• Stored entries:

┌──

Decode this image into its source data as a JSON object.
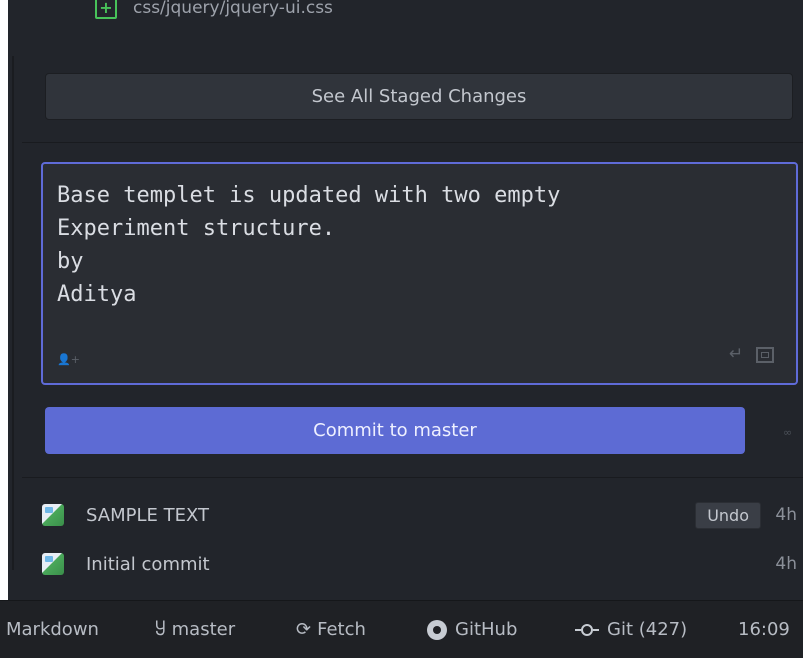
{
  "staged_file": {
    "name": "css/jquery/jquery-ui.css",
    "status_icon": "plus-square-icon",
    "status_color": "#48c35a"
  },
  "see_all_label": "See All Staged Changes",
  "commit_message": "Base templet is updated with two empty\nExperiment structure.\nby\nAditya",
  "commit_button_label": "Commit to master",
  "accent_color": "#5d6bd4",
  "infinity_glyph": "∞",
  "recent_commits": [
    {
      "title": "SAMPLE TEXT",
      "time": "4h",
      "undo_label": "Undo"
    },
    {
      "title": "Initial commit",
      "time": "4h"
    }
  ],
  "status_bar": {
    "grammar": "Markdown",
    "branch": "master",
    "fetch": "Fetch",
    "github": "GitHub",
    "git": "Git (427)",
    "clock": "16:09"
  }
}
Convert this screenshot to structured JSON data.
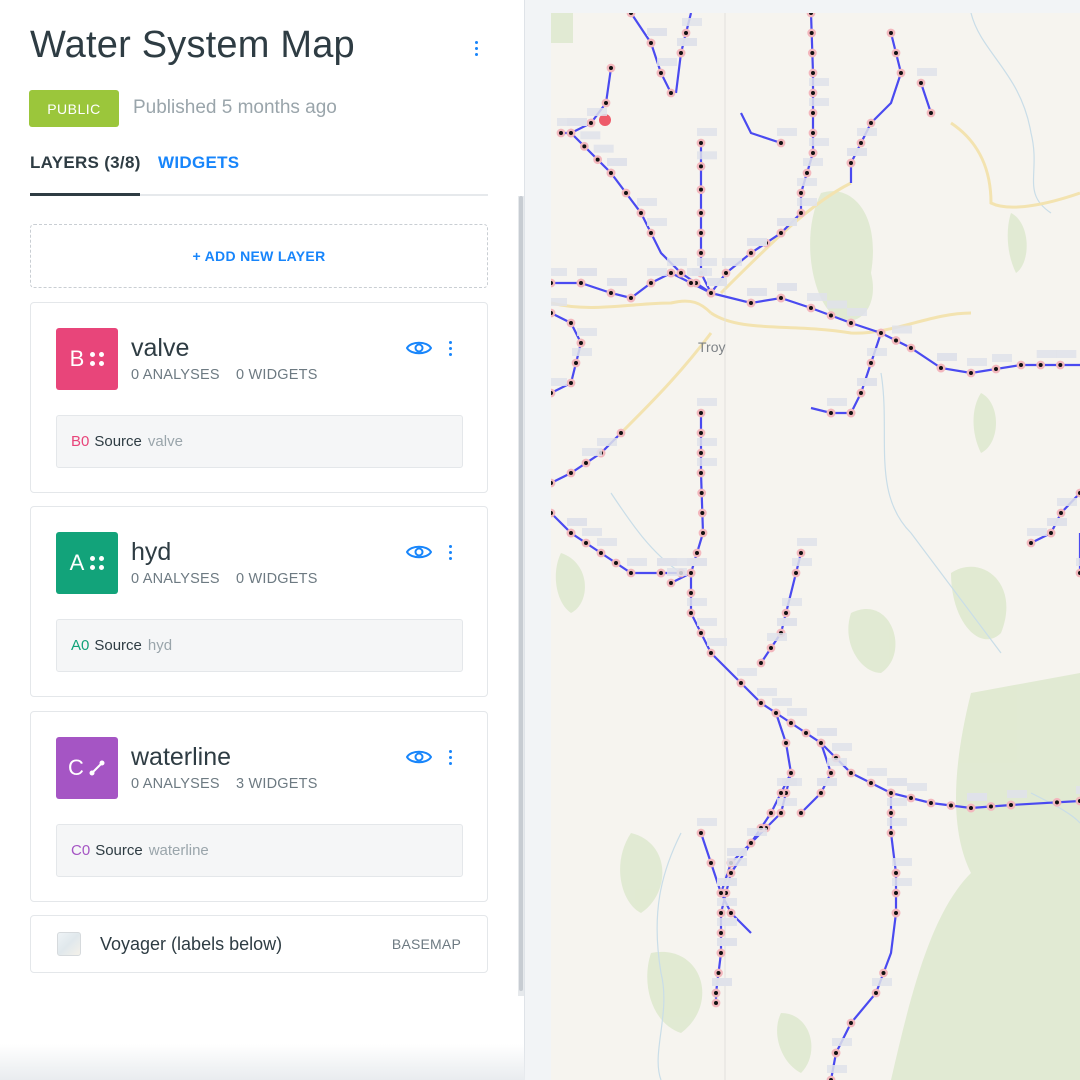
{
  "header": {
    "title": "Water System Map",
    "badge": "PUBLIC",
    "published": "Published 5 months ago"
  },
  "tabs": {
    "layers": "LAYERS (3/8)",
    "widgets": "WIDGETS"
  },
  "add_layer_label": "+ ADD NEW LAYER",
  "layers": [
    {
      "letter": "B",
      "name": "valve",
      "analyses": "0 ANALYSES",
      "widgets": "0 WIDGETS",
      "node": "B0",
      "source_word": "Source",
      "source_name": "valve",
      "color": "#e8457a",
      "icon": "points-icon"
    },
    {
      "letter": "A",
      "name": "hyd",
      "analyses": "0 ANALYSES",
      "widgets": "0 WIDGETS",
      "node": "A0",
      "source_word": "Source",
      "source_name": "hyd",
      "color": "#12a37a",
      "icon": "points-icon"
    },
    {
      "letter": "C",
      "name": "waterline",
      "analyses": "0 ANALYSES",
      "widgets": "3 WIDGETS",
      "node": "C0",
      "source_word": "Source",
      "source_name": "waterline",
      "color": "#a555c4",
      "icon": "line-icon"
    }
  ],
  "basemap": {
    "name": "Voyager (labels below)",
    "tag": "BASEMAP"
  },
  "map": {
    "city_label": "Troy",
    "line_color": "#4a4af0",
    "point_fill": "#111111",
    "point_halo": "#f3b7bd"
  },
  "colors": {
    "accent": "#1785fb",
    "public_badge": "#9bc63b"
  }
}
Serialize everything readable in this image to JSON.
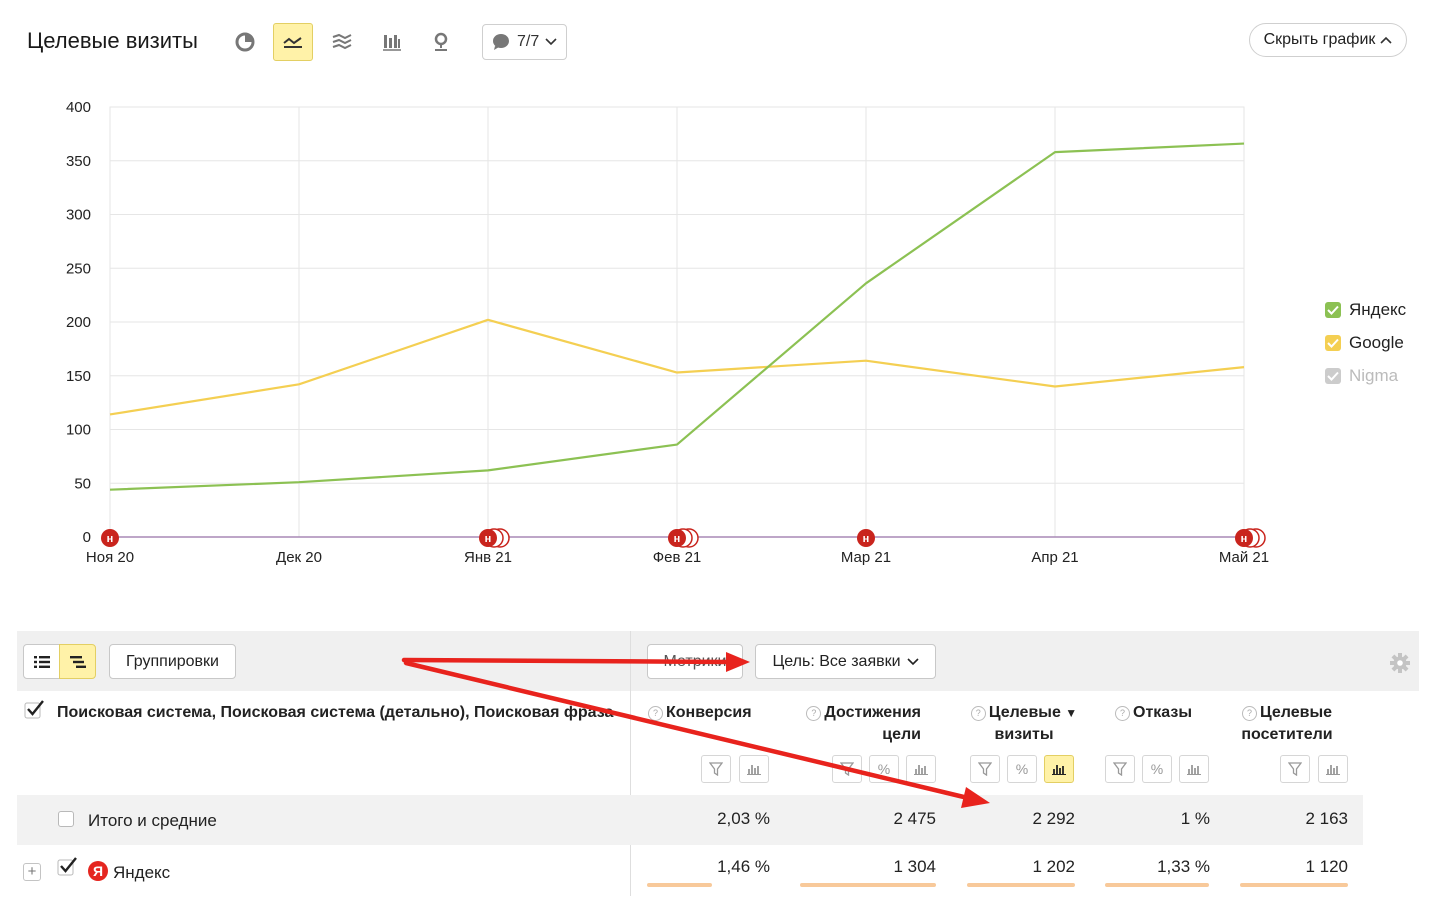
{
  "header": {
    "title": "Целевые визиты",
    "notes_count": "7/7",
    "hide_chart_label": "Скрыть график",
    "toolbar_icons": [
      "pie-chart-icon",
      "line-chart-icon",
      "area-chart-icon",
      "bar-chart-icon",
      "map-marker-icon"
    ]
  },
  "chart_data": {
    "type": "line",
    "x": [
      "Ноя 20",
      "Дек 20",
      "Янв 21",
      "Фев 21",
      "Мар 21",
      "Апр 21",
      "Май 21"
    ],
    "y_ticks": [
      "0",
      "50",
      "100",
      "150",
      "200",
      "250",
      "300",
      "350",
      "400"
    ],
    "ylim": [
      0,
      400
    ],
    "grid": true,
    "legend_position": "right",
    "series": [
      {
        "name": "Яндекс",
        "color": "#8cc153",
        "checked": true,
        "values": [
          44,
          51,
          62,
          86,
          236,
          358,
          366
        ]
      },
      {
        "name": "Google",
        "color": "#f4cf52",
        "checked": true,
        "values": [
          114,
          142,
          202,
          153,
          164,
          140,
          158
        ]
      },
      {
        "name": "Nigma",
        "color": "#cccccc",
        "checked": true,
        "values": [
          0,
          0,
          0,
          0,
          0,
          0,
          0
        ]
      }
    ],
    "note_marker_label": "н",
    "note_markers": [
      {
        "x": "Ноя 20",
        "count": 1
      },
      {
        "x": "Янв 21",
        "count": 3
      },
      {
        "x": "Фев 21",
        "count": 3
      },
      {
        "x": "Мар 21",
        "count": 1
      },
      {
        "x": "Май 21",
        "count": 3
      }
    ]
  },
  "table": {
    "groupings_label": "Группировки",
    "metrics_label": "Метрики",
    "goal_label": "Цель: Все заявки",
    "dimensions_header": "Поисковая система, Поисковая система (детально), Поисковая фраза",
    "columns": [
      {
        "line1": "Конверсия",
        "line2": "",
        "sort": ""
      },
      {
        "line1": "Достижения",
        "line2": "цели",
        "sort": ""
      },
      {
        "line1": "Целевые",
        "line2": "визиты",
        "sort": "▼"
      },
      {
        "line1": "Отказы",
        "line2": "",
        "sort": ""
      },
      {
        "line1": "Целевые",
        "line2": "посетители",
        "sort": ""
      }
    ],
    "totals": {
      "label": "Итого и средние",
      "values": [
        "2,03 %",
        "2 475",
        "2 292",
        "1 %",
        "2 163"
      ]
    },
    "rows": [
      {
        "label": "Яндекс",
        "logo_letter": "Я",
        "values": [
          "1,46 %",
          "1 304",
          "1 202",
          "1,33 %",
          "1 120"
        ]
      }
    ]
  }
}
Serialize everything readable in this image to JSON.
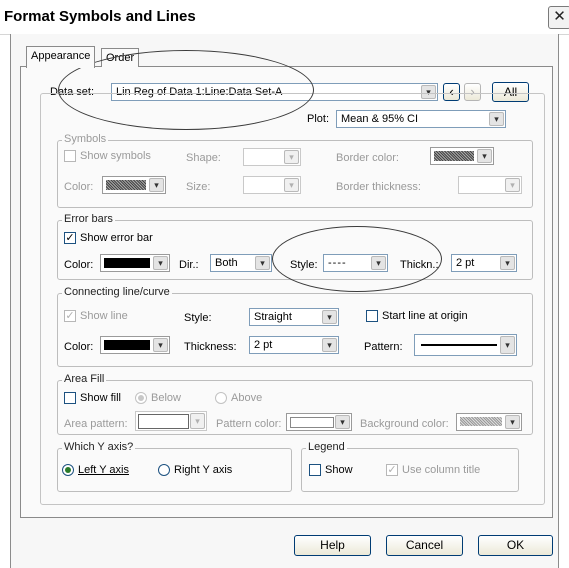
{
  "window": {
    "title": "Format Symbols and Lines",
    "close_glyph": "✕"
  },
  "tabs": [
    {
      "label": "Appearance"
    },
    {
      "label": "Order"
    }
  ],
  "dataset": {
    "label": "Data set:",
    "value": "Lin Reg of Data 1:Line:Data Set-A",
    "prev_glyph": "‹",
    "next_glyph": "›",
    "all_label": "All"
  },
  "plot": {
    "label": "Plot:",
    "value": "Mean & 95% CI"
  },
  "symbols": {
    "group_label": "Symbols",
    "show_label": "Show symbols",
    "shape_label": "Shape:",
    "border_color_label": "Border color:",
    "color_label": "Color:",
    "size_label": "Size:",
    "border_thickness_label": "Border thickness:"
  },
  "error_bars": {
    "group_label": "Error bars",
    "show_label": "Show error bar",
    "color_label": "Color:",
    "dir_label": "Dir.:",
    "dir_value": "Both",
    "style_label": "Style:",
    "style_value": "----",
    "thickness_label": "Thickn.:",
    "thickness_value": "2 pt"
  },
  "connecting": {
    "group_label": "Connecting line/curve",
    "show_label": "Show line",
    "style_label": "Style:",
    "style_value": "Straight",
    "start_origin_label": "Start line at origin",
    "color_label": "Color:",
    "thickness_label": "Thickness:",
    "thickness_value": "2 pt",
    "pattern_label": "Pattern:"
  },
  "area_fill": {
    "group_label": "Area Fill",
    "show_label": "Show fill",
    "below_label": "Below",
    "above_label": "Above",
    "area_pattern_label": "Area pattern:",
    "pattern_color_label": "Pattern color:",
    "background_color_label": "Background color:"
  },
  "y_axis": {
    "group_label": "Which Y axis?",
    "left_label": "Left Y axis",
    "right_label": "Right Y axis"
  },
  "legend": {
    "group_label": "Legend",
    "show_label": "Show",
    "use_column_title_label": "Use column title"
  },
  "buttons": {
    "help": "Help",
    "cancel": "Cancel",
    "ok": "OK"
  },
  "icons": {
    "dropdown": "▾",
    "check": "✓"
  }
}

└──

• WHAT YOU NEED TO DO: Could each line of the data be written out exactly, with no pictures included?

• WRITTEN ANSWER:
Decode this image into its source data as a JSON object.
{
  "staged_file": {
    "name": "css/jquery/jquery-ui.css",
    "status_icon": "plus-square-icon",
    "status_color": "#48c35a"
  },
  "see_all_label": "See All Staged Changes",
  "commit_message": "Base templet is updated with two empty\nExperiment structure.\nby\nAditya",
  "commit_button_label": "Commit to master",
  "accent_color": "#5d6bd4",
  "infinity_glyph": "∞",
  "recent_commits": [
    {
      "title": "SAMPLE TEXT",
      "time": "4h",
      "undo_label": "Undo"
    },
    {
      "title": "Initial commit",
      "time": "4h"
    }
  ],
  "status_bar": {
    "grammar": "Markdown",
    "branch": "master",
    "fetch": "Fetch",
    "github": "GitHub",
    "git": "Git (427)",
    "clock": "16:09"
  }
}
Convert this screenshot to structured JSON data.
{
  "header": {
    "title": "Water System Map",
    "badge": "PUBLIC",
    "published": "Published 5 months ago"
  },
  "tabs": {
    "layers": "LAYERS (3/8)",
    "widgets": "WIDGETS"
  },
  "add_layer_label": "+ ADD NEW LAYER",
  "layers": [
    {
      "letter": "B",
      "name": "valve",
      "analyses": "0 ANALYSES",
      "widgets": "0 WIDGETS",
      "node": "B0",
      "source_word": "Source",
      "source_name": "valve",
      "color": "#e8457a",
      "icon": "points-icon"
    },
    {
      "letter": "A",
      "name": "hyd",
      "analyses": "0 ANALYSES",
      "widgets": "0 WIDGETS",
      "node": "A0",
      "source_word": "Source",
      "source_name": "hyd",
      "color": "#12a37a",
      "icon": "points-icon"
    },
    {
      "letter": "C",
      "name": "waterline",
      "analyses": "0 ANALYSES",
      "widgets": "3 WIDGETS",
      "node": "C0",
      "source_word": "Source",
      "source_name": "waterline",
      "color": "#a555c4",
      "icon": "line-icon"
    }
  ],
  "basemap": {
    "name": "Voyager (labels below)",
    "tag": "BASEMAP"
  },
  "map": {
    "city_label": "Troy",
    "line_color": "#4a4af0",
    "point_fill": "#111111",
    "point_halo": "#f3b7bd"
  },
  "colors": {
    "accent": "#1785fb",
    "public_badge": "#9bc63b"
  }
}
Serialize everything readable in this image to JSON.
{
  "header": {
    "title": "Целевые визиты",
    "notes_count": "7/7",
    "hide_chart_label": "Скрыть график",
    "toolbar_icons": [
      "pie-chart-icon",
      "line-chart-icon",
      "area-chart-icon",
      "bar-chart-icon",
      "map-marker-icon"
    ]
  },
  "chart_data": {
    "type": "line",
    "x": [
      "Ноя 20",
      "Дек 20",
      "Янв 21",
      "Фев 21",
      "Мар 21",
      "Апр 21",
      "Май 21"
    ],
    "y_ticks": [
      "0",
      "50",
      "100",
      "150",
      "200",
      "250",
      "300",
      "350",
      "400"
    ],
    "ylim": [
      0,
      400
    ],
    "grid": true,
    "legend_position": "right",
    "series": [
      {
        "name": "Яндекс",
        "color": "#8cc153",
        "checked": true,
        "values": [
          44,
          51,
          62,
          86,
          236,
          358,
          366
        ]
      },
      {
        "name": "Google",
        "color": "#f4cf52",
        "checked": true,
        "values": [
          114,
          142,
          202,
          153,
          164,
          140,
          158
        ]
      },
      {
        "name": "Nigma",
        "color": "#cccccc",
        "checked": true,
        "values": [
          0,
          0,
          0,
          0,
          0,
          0,
          0
        ]
      }
    ],
    "note_marker_label": "н",
    "note_markers": [
      {
        "x": "Ноя 20",
        "count": 1
      },
      {
        "x": "Янв 21",
        "count": 3
      },
      {
        "x": "Фев 21",
        "count": 3
      },
      {
        "x": "Мар 21",
        "count": 1
      },
      {
        "x": "Май 21",
        "count": 3
      }
    ]
  },
  "table": {
    "groupings_label": "Группировки",
    "metrics_label": "Метрики",
    "goal_label": "Цель: Все заявки",
    "dimensions_header": "Поисковая система, Поисковая система (детально), Поисковая фраза",
    "columns": [
      {
        "line1": "Конверсия",
        "line2": "",
        "sort": ""
      },
      {
        "line1": "Достижения",
        "line2": "цели",
        "sort": ""
      },
      {
        "line1": "Целевые",
        "line2": "визиты",
        "sort": "▼"
      },
      {
        "line1": "Отказы",
        "line2": "",
        "sort": ""
      },
      {
        "line1": "Целевые",
        "line2": "посетители",
        "sort": ""
      }
    ],
    "totals": {
      "label": "Итого и средние",
      "values": [
        "2,03 %",
        "2 475",
        "2 292",
        "1 %",
        "2 163"
      ]
    },
    "rows": [
      {
        "label": "Яндекс",
        "logo_letter": "Я",
        "values": [
          "1,46 %",
          "1 304",
          "1 202",
          "1,33 %",
          "1 120"
        ]
      }
    ]
  }
}
Serialize everything readable in this image to JSON.
{
  "window": {
    "title": "Format Symbols and Lines",
    "close_glyph": "✕"
  },
  "tabs": [
    {
      "label": "Appearance"
    },
    {
      "label": "Order"
    }
  ],
  "dataset": {
    "label": "Data set:",
    "value": "Lin Reg of Data 1:Line:Data Set-A",
    "prev_glyph": "‹",
    "next_glyph": "›",
    "all_label": "All"
  },
  "plot": {
    "label": "Plot:",
    "value": "Mean & 95% CI"
  },
  "symbols": {
    "group_label": "Symbols",
    "show_label": "Show symbols",
    "shape_label": "Shape:",
    "border_color_label": "Border color:",
    "color_label": "Color:",
    "size_label": "Size:",
    "border_thickness_label": "Border thickness:"
  },
  "error_bars": {
    "group_label": "Error bars",
    "show_label": "Show error bar",
    "color_label": "Color:",
    "dir_label": "Dir.:",
    "dir_value": "Both",
    "style_label": "Style:",
    "style_value": "----",
    "thickness_label": "Thickn.:",
    "thickness_value": "2 pt"
  },
  "connecting": {
    "group_label": "Connecting line/curve",
    "show_label": "Show line",
    "style_label": "Style:",
    "style_value": "Straight",
    "start_origin_label": "Start line at origin",
    "color_label": "Color:",
    "thickness_label": "Thickness:",
    "thickness_value": "2 pt",
    "pattern_label": "Pattern:"
  },
  "area_fill": {
    "group_label": "Area Fill",
    "show_label": "Show fill",
    "below_label": "Below",
    "above_label": "Above",
    "area_pattern_label": "Area pattern:",
    "pattern_color_label": "Pattern color:",
    "background_color_label": "Background color:"
  },
  "y_axis": {
    "group_label": "Which Y axis?",
    "left_label": "Left Y axis",
    "right_label": "Right Y axis"
  },
  "legend": {
    "group_label": "Legend",
    "show_label": "Show",
    "use_column_title_label": "Use column title"
  },
  "buttons": {
    "help": "Help",
    "cancel": "Cancel",
    "ok": "OK"
  },
  "icons": {
    "dropdown": "▾",
    "check": "✓"
  }
}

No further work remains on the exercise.